It stated that city officials want to incorporate green space and shrink the signage. Why? While looking for a store on Johnston Street, we look for the sign above our heads that directs us there ' plain and simple. We don't need small signs or green space to make Johnston Street "aesthetically pleasing," as the article states.
If the city wants a park-like atmosphere on Johnston Street, why not use the millions that it would no doubt take to build this boulevard and use it to buy the horse farm from UL? Then we would indeed have green space along Johnston Street.
Also, this taxpayer money could be used to widen Verot School Road. Have the city-parish president or the council members driven down that road during peak hours? That should be the city's top priority.
We had thought that by now this project had been rejected for the simple reason that, in our opinion, it will not bring added revenue to the city. But, it will cost the taxpayers millions of dollars, money that could be used for the better good of the public. It will force some businesses to lose money or go out of business. Many motorists will not like that they will have to pass up the store they want to visit and then turn at a crossover to get back to the store. Many will just keep on going straight to the mall.
Widening Johnston to make a boulevard would take footage from the parking lots of small business owners, some with the coulee just a few feet from their back door. Where will they go? They will have to relocate, causing great hardship and costing money. We do not own a business on Johnston, but we feel that this is wrong.
It is because of this kind of spending that the tax proposals on the November ballot failed miserably.
The investigation and potential prosecution of the man charged in the recent hit-and-run death of a Youngsville cyclist won’t happen overnight, according to local law enforcement officials.
Louisiana's state school board is holding a special meeting to consider whether to sue Gov. Bobby Jindal in an ongoing dispute over the Common Core education standards.
A bipartisan congressional deal to help improve veterans' health care access includes approval for new veterans clinics in Lafayette and Lake Charles.
Tuesday's Blogs from the Bog!
Critic says Sharknado 2 even better; North Korea offers summer camp; Russia accused of nuclear violations and more national and international news for Tuesday, July 29, 2014.
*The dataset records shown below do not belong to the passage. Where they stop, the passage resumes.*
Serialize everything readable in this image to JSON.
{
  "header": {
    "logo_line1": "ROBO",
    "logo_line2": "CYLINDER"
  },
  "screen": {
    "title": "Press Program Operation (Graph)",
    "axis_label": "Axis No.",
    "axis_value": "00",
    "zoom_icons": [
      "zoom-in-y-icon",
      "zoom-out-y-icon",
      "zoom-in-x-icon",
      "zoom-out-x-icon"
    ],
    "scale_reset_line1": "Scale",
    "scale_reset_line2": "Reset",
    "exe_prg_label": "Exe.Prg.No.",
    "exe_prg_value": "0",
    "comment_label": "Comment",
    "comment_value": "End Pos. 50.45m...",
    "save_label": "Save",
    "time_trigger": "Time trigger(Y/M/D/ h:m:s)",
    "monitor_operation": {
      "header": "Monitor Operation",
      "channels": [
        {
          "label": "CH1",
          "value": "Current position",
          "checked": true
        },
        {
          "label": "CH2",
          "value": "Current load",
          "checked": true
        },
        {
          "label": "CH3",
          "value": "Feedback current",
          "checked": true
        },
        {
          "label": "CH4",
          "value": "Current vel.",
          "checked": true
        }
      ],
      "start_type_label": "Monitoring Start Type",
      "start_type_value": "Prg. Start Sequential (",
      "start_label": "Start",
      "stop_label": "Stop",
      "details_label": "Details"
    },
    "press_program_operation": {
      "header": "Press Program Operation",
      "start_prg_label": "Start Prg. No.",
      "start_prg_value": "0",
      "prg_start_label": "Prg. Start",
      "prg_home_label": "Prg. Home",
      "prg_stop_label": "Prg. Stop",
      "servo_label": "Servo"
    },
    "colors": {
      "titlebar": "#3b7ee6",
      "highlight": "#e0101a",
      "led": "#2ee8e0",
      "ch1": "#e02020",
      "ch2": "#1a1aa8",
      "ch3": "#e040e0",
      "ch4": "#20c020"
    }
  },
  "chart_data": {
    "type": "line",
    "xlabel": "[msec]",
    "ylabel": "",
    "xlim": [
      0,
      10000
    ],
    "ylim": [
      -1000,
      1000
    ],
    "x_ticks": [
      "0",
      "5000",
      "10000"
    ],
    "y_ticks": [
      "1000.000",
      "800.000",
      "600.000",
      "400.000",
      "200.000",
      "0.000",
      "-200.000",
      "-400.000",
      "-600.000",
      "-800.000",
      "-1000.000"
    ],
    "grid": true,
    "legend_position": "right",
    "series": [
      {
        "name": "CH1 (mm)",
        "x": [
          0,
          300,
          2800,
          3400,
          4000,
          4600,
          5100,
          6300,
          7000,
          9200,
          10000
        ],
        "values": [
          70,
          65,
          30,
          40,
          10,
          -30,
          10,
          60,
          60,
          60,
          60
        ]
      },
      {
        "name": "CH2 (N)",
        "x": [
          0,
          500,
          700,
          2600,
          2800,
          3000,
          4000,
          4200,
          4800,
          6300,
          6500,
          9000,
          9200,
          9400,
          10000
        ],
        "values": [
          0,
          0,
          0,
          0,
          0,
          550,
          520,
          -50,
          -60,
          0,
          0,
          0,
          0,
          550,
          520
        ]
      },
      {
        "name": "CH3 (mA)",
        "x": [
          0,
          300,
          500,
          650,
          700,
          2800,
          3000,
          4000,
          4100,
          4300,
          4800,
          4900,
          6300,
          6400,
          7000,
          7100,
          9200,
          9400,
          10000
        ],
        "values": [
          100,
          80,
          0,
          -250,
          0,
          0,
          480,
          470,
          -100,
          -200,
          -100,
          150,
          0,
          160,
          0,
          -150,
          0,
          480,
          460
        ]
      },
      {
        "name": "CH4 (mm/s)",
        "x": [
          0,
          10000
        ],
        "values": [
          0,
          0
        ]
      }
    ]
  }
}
It wouldn’t be a first, however, as the Chamber has thrown money behind Landrieu before.
The Democratic incumbent, seeking her fourth term in office, is a strong supporter of the Export-Import Bank, which helps finance exports of U.S. companies.
The world is a politically tense place these days with hot spots ranging from the Middle East to Ukraine. In Louisiana and Mississippi, where the political chessboard tends to be a lot less threatening and at times entertaining, this election season is living up to expectations.
Louisiana has joined nine other states in support of Indiana’s appeal of a federal judge’s ruling that the Hoosier State’s ban on sam-sex marriage violates the Constitution.
The Saints are being cautious in an effort to minimize risk of re-injury.
LSU Health Sciences Center says people with a common, hard-to-treat kind of lung cancer can join a new national trial to test drugs faster.
As New Orleans Saints coach Sean Payton and general manager Mickey Loomis spoke about the opening of training camp, steep, tree-covered mountains were in full view behind them.
The family of fallen cyclist Lon Lomas is speaking out after the release this week of the man charged with his death.
"The solutions are obvious: undo consolidation, or amend the charter to make this hybrid attempt at a new form of government work better."
The Board of Elementary and Secondary Education is considering whether to get involved in a lawsuit against Gov. Bobby Jindal for his attempts to undermine use of the Common Core education standards in Louisiana's public schools.
The latest meeting of a south Louisiana flood board that stirred political turmoil with a lawsuit against the oil and gas industry is taking place amid uncertainty over the future of the lawsuit — and the board's own membership.
The photos taken nearly a mile under the Gulf of Mexico are so clear that small holes are visible in a lifeboat that may have gone down or been scuttled when a passenger ship was sunk by a Nazi submarine in 1942.
Advocate columnist and Jindal shill Quin Hillyer has been against the New Orleans levee board lawsuit from day one, but a recent piece targeting author/activist John Barry prompted the perfect rebuttal from the board’s former vice-president, who takes Hillyer to task on just about every distorted claim he’s made on the issue.
Thousands of people who bought health insurance through the marketplace created by the federal health care overhaul face price hikes next year that could top 10 percent.
Louisiana fell one spot in an annual national ranking of child well-being that looks at poverty, education and health access.
A federal judge has decided he doesn't need to hear more arguments in the case of a gay couple who want a Louisiana marriage license.
Saints again bring playoff aspirations into 2014 campaign.
New details in the case against the man arrested for last week’s bomb threat and bank robbery has surfaced, including a MidSouth Bank surveillance video showing the alleged suspect attempt an early-morning bank robbery.
Parents and teachers who support the Common Core education standards sued Gov. Bobby Jindal Tuesday over his actions against the multi-state standards, accusing him of illegally meddling in education policy.
An arrest was announced this morning in connection with last week’s bomb scare at UL Lafayette.